The growth of teenage immigrant populations within the United States, Nevada and Clark County has brought new faces and new challenges. In 2016, 22 percent of the total immigrant population were under the age of 18 and from that, eight percent were high school students. These students immerse themselves into an environment that is different from that in which they came from. They find themselves in a society that they are not familiar with, learning and utilizing what they observe from their surroundings.

Many immigrants came to the U.S. to start a new life, reunite with families, or escape from the hardships they struggled in their homeland. The U.S. started as a land of immigrants and to this day at least 500,000 immigrants are registered yearly by the Department of Homeland Security (DHS). There are people against the idea of immigration due to the lack of jobs from “overpopulation”. The support for President Donald Trump’s immigration restriction laws shows that immigration is feared to be a problem for the people already established in America.

When Senior Liviya Ye came from China with her family in 2004, she found that life in America wouldn’t be as easy as she thought it would be. In America, they faced challenges with language; in both finding a job and adapting to school.
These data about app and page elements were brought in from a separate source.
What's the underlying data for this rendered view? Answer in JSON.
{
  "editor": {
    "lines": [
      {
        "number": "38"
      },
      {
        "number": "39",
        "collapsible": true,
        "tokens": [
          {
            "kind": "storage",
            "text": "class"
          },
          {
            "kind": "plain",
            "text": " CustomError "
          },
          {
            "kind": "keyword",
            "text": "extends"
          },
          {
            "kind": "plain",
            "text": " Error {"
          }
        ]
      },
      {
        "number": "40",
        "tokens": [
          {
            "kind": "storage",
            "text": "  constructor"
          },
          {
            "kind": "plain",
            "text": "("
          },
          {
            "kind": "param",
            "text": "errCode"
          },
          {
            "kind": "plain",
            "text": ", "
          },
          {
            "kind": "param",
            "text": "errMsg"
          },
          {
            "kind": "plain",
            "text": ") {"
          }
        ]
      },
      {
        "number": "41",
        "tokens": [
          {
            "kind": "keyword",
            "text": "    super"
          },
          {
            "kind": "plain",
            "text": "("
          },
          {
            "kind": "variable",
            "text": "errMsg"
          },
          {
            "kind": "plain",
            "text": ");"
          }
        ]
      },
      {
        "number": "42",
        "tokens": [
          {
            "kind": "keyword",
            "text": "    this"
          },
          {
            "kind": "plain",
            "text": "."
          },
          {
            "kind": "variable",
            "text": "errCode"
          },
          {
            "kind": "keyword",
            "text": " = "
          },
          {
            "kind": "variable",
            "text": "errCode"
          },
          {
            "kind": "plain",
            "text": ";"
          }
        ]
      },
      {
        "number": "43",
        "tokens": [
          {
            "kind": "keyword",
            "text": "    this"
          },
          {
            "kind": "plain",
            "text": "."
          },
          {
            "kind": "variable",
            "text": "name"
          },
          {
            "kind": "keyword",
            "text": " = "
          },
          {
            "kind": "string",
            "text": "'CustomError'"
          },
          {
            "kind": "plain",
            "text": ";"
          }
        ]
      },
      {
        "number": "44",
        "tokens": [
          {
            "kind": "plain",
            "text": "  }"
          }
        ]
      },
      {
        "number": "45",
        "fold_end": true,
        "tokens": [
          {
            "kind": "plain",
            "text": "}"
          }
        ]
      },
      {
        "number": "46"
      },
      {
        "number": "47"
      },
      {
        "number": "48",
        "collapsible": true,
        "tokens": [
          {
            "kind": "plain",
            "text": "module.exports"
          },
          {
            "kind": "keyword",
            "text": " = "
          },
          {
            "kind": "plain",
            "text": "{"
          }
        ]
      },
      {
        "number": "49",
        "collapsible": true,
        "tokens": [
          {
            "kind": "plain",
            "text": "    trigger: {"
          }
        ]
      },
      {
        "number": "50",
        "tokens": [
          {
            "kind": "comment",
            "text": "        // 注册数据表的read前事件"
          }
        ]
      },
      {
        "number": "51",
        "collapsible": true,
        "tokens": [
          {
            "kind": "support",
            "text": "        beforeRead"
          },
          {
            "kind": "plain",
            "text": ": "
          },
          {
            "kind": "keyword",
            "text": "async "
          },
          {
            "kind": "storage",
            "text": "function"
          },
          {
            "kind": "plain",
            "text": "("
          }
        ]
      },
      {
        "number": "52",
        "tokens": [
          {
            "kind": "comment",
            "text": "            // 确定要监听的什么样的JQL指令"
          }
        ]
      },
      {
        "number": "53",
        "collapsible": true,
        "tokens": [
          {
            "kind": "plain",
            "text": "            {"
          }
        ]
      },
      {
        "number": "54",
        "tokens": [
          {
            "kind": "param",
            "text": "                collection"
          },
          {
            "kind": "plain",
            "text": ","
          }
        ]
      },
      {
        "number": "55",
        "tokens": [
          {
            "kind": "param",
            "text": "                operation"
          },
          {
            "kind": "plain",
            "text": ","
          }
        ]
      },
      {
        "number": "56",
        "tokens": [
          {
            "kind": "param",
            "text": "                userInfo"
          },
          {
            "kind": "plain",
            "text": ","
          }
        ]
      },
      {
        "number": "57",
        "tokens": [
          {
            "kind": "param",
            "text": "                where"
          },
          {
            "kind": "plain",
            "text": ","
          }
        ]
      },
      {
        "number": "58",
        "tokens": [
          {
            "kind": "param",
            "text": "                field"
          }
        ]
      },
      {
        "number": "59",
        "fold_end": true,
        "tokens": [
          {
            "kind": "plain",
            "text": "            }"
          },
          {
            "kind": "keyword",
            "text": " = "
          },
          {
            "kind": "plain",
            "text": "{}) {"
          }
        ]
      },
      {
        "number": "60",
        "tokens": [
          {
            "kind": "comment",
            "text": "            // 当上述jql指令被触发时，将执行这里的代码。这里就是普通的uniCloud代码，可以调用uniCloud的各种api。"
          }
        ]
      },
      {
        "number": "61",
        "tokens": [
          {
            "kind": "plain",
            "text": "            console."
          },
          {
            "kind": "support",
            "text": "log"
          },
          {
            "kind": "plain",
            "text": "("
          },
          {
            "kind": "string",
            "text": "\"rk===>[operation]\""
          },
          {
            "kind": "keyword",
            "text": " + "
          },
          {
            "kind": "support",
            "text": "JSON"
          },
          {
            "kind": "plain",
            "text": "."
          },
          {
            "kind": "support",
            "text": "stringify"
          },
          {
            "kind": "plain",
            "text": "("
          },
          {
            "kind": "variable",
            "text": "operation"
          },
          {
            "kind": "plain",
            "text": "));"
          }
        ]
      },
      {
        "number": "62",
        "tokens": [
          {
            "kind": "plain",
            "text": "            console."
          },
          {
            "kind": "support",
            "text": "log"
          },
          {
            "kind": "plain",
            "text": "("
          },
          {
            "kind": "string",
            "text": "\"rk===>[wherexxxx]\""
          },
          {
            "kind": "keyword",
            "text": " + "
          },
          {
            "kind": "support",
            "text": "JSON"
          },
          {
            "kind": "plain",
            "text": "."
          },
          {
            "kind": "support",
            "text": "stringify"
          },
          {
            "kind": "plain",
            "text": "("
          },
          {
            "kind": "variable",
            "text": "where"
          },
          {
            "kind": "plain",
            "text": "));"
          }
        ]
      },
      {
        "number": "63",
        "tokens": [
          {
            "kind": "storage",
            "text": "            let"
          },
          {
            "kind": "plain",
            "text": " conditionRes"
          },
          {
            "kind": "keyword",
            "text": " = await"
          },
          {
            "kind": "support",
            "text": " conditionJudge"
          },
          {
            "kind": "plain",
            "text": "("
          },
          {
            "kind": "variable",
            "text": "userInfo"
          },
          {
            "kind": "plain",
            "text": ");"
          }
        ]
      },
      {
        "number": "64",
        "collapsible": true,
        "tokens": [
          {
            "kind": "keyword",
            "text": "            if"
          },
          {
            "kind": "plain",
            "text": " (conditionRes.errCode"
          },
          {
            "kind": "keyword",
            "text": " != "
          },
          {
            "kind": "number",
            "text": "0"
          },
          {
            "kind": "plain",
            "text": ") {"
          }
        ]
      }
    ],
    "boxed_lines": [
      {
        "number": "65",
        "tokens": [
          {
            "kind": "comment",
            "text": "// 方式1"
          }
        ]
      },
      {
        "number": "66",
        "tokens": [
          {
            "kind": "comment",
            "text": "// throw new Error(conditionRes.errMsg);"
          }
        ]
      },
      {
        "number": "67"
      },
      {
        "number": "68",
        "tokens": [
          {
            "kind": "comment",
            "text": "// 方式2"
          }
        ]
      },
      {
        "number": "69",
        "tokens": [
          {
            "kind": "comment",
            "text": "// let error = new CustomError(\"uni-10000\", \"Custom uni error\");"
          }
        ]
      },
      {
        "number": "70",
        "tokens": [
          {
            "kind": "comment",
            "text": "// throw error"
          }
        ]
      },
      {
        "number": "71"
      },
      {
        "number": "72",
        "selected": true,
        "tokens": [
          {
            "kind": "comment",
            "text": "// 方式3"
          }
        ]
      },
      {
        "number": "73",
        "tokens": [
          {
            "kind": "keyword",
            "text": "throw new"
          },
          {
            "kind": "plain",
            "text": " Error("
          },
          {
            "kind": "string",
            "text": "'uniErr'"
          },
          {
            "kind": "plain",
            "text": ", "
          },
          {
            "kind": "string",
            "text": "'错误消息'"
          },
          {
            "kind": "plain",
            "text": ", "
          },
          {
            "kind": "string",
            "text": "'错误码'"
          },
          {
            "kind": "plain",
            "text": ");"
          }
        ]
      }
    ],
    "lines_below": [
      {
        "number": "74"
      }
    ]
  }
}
“Right now it is getting better. My parents work in a casino and are speaking English more often. My parents and I are communicating more through daily life,” said Ye.

As people come into America in search of a better life to benefit themselves and their children, sacrifices both big and small are brought upon their family. This includes Junior Ivana Parong, who came to America with her sister to meet her father.

“My sister and I were the only ones who moved from the Philippines, so she had to give up her high school life which was pretty important and I didn’t have much to lose at that age, but the fact that I was going to be separated from my mom,” said Parong.

But Trump’s plans for restricting immigration by ending sanctuary cities, tripling the number of Immigration and Customs Enforcement (ICE) agents, and building a wall on the Mexican-U.S. border, depict an American future that is heading into a different direction.

The desires that Trump chose to implement onto America has split its people through more than just opinions and emotions but also race and religion. Subjects like the right religion, immigration, and what America is supposed to stand for comes up in daily life for high school students.

“When I first came here, I felt excluded because I didn’t see a variety of cultures. I think it’s [immigration] beneficial with more culture around here, people will fit in more and there’s more acceptance towards them,” said Junior Alexa Rojas.